--- The data ---

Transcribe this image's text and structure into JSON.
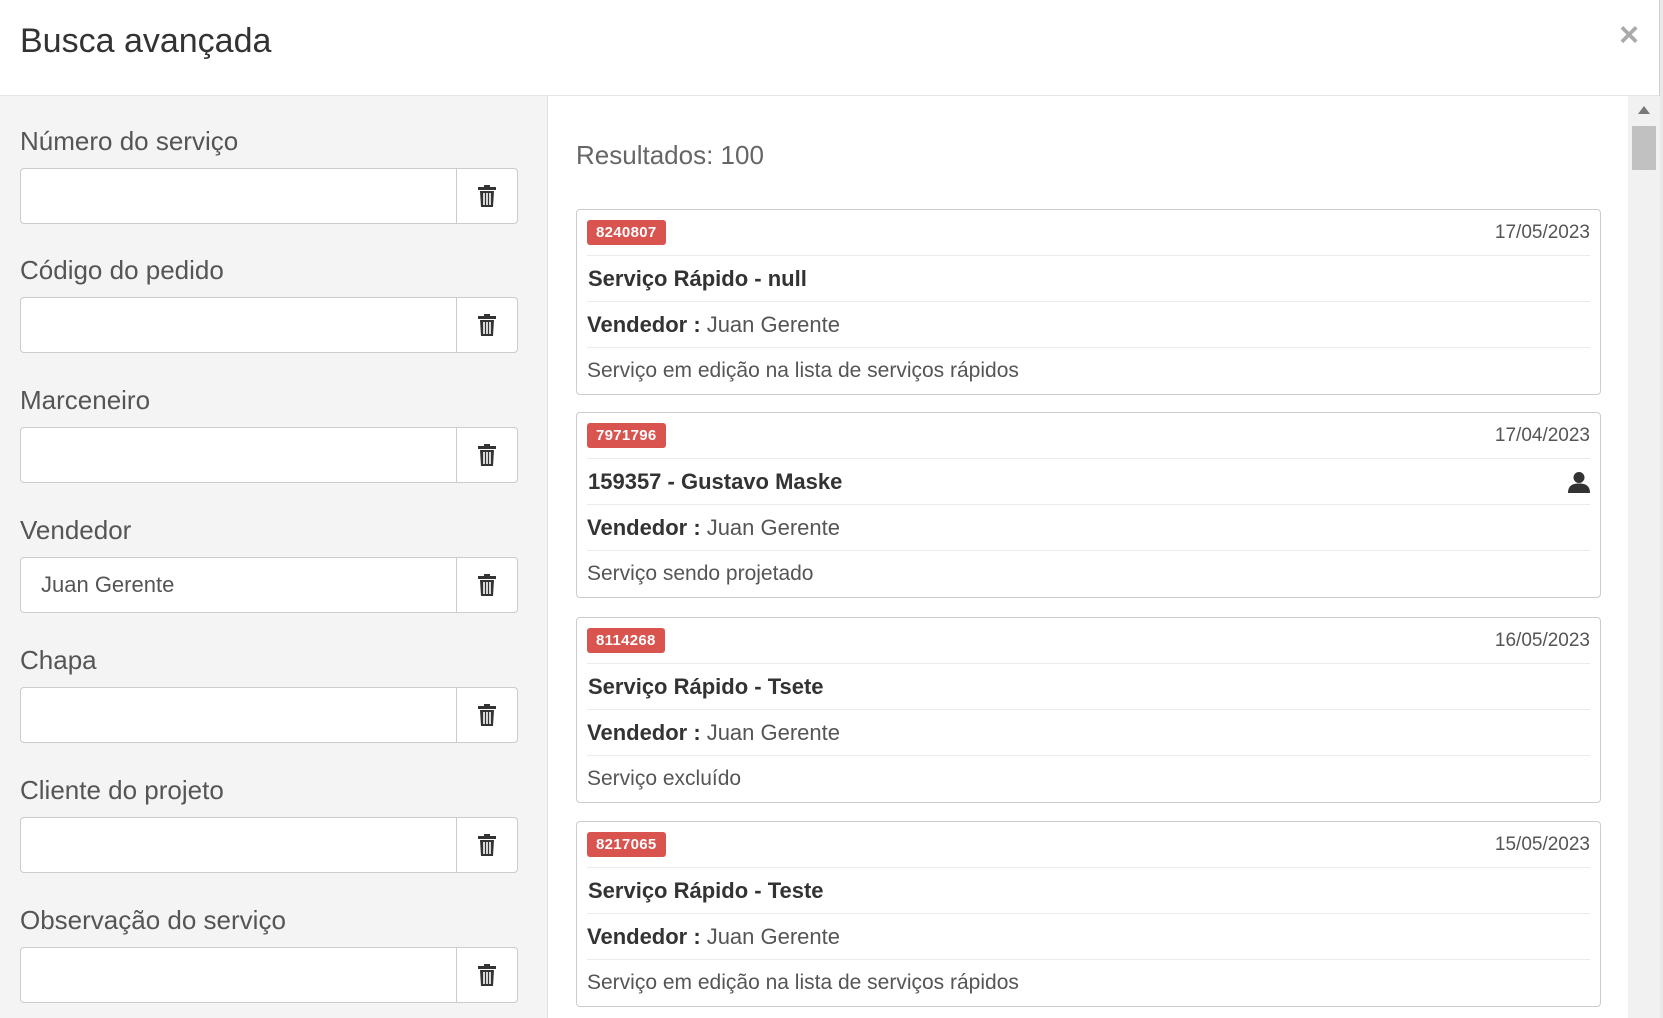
{
  "modal": {
    "title": "Busca avançada",
    "close_label": "×"
  },
  "filters": [
    {
      "label": "Número do serviço",
      "value": ""
    },
    {
      "label": "Código do pedido",
      "value": ""
    },
    {
      "label": "Marceneiro",
      "value": ""
    },
    {
      "label": "Vendedor",
      "value": "Juan Gerente"
    },
    {
      "label": "Chapa",
      "value": ""
    },
    {
      "label": "Cliente do projeto",
      "value": ""
    },
    {
      "label": "Observação do serviço",
      "value": ""
    }
  ],
  "results": {
    "count_label": "Resultados: 100",
    "seller_label": "Vendedor :",
    "items": [
      {
        "id": "8240807",
        "date": "17/05/2023",
        "title": "Serviço Rápido - null",
        "seller": "Juan Gerente",
        "status": "Serviço em edição na lista de serviços rápidos",
        "user_icon": false
      },
      {
        "id": "7971796",
        "date": "17/04/2023",
        "title": "159357 - Gustavo Maske",
        "seller": "Juan Gerente",
        "status": "Serviço sendo projetado",
        "user_icon": true
      },
      {
        "id": "8114268",
        "date": "16/05/2023",
        "title": "Serviço Rápido - Tsete",
        "seller": "Juan Gerente",
        "status": "Serviço excluído",
        "user_icon": false
      },
      {
        "id": "8217065",
        "date": "15/05/2023",
        "title": "Serviço Rápido - Teste",
        "seller": "Juan Gerente",
        "status": "Serviço em edição na lista de serviços rápidos",
        "user_icon": false
      }
    ]
  },
  "colors": {
    "badge": "#d9534f",
    "sidebar_bg": "#f4f4f4"
  },
  "icons": {
    "clear": "trash-icon",
    "client": "user-icon",
    "close": "close-icon"
  }
}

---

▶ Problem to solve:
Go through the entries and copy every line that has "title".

▶ Solution for this problem:
    "title": "Busca avançada",
        "title": "Serviço Rápido - null",
        "title": "159357 - Gustavo Maske",
        "title": "Serviço Rápido - Tsete",
        "title": "Serviço Rápido - Teste",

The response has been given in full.